The European Climate Law (the Law) aims to turn the EU’s green commitments into legislation. It establishes a legal framework for the gradual reduction of greenhouse gas emissions to net zero and sets out a binding objective of EU climate neutrality by 2050, in accordance with the Paris Agreement’s goals.
While the EU-wide target indicates the trajectory to achieve climate neutrality, it also gives individual EU Member States some room to maneuver. As long as the overall goal is met, some countries can implement climate neutrality measures at a slower pace, provided that their delay is compensated by other EU Member States’ efforts. Some Member States already expressed their willingness to reach climate neutrality before 2050.
The Law indicates the necessary steps to achieve the 2050 target. By September 2020, the Commission should review the current EU’s 2030 target of 40% emission reductions compared to 1990, and explore options for a new 50 to 55% target. By 30 June 2021, the Commission shall assess how it would need to amend various policy instruments and review legislation to deliver the additional emissions reductions. Proposed legislation to be reviewed will include the European Emissions Trading System (EU-ETS) Directive, the land use, land use change and forestry (LULUCF) Regulation; the Energy Efficiency Directive, and the Renewable Energy Directive, among others.
By 30 September 2023, and every five years thereafter, the Commission will assess consistency and achievements of EU and national climate-neutrality measures. Where the Commission finds that a Member State’s measures are inconsistent with the climate neutrality objective, it may issue recommendations to that Member State, which will be obliged to take them in due account or to explain the reasons not to follow the Commission’s recommendations.

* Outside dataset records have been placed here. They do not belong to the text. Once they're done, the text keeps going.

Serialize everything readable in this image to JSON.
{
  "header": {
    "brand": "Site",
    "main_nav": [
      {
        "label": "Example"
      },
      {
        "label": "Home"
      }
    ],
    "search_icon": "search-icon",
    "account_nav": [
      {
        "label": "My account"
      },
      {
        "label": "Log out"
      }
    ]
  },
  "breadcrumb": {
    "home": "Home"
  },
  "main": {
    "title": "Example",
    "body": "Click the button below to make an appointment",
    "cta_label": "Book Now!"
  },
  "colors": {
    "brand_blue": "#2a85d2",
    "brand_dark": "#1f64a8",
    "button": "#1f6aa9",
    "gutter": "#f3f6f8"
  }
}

The legislative proposal was submitted to the European Parliament and the Council of the EU under the ordinary legislative procedure. The legislative process is potentially facing a tight schedule, if the EU wants to present a coherent agreement at the United Nations Climate Change Conference in November 2020.
Together with the Law, and in an important sectoral initiative, the Commission has proposed designating 2021 the “European Year of Rail”. The proposal aims to contribute to the delivery of the European Green Deal objectives for transport. It will include a series of events and campaigns aimed at modernizing rail infrastructure and promoting alternative, more sustainable transport modes.
The abovementioned initiative is linked with the Commission’s forthcoming strategy for sustainable and smart mobility, which aims to partially reduce the 75% of inland freight currently carried by road, possibly moving it to rail and inland waterways. The proposal will need to be adopted by the Parliament and the European Council.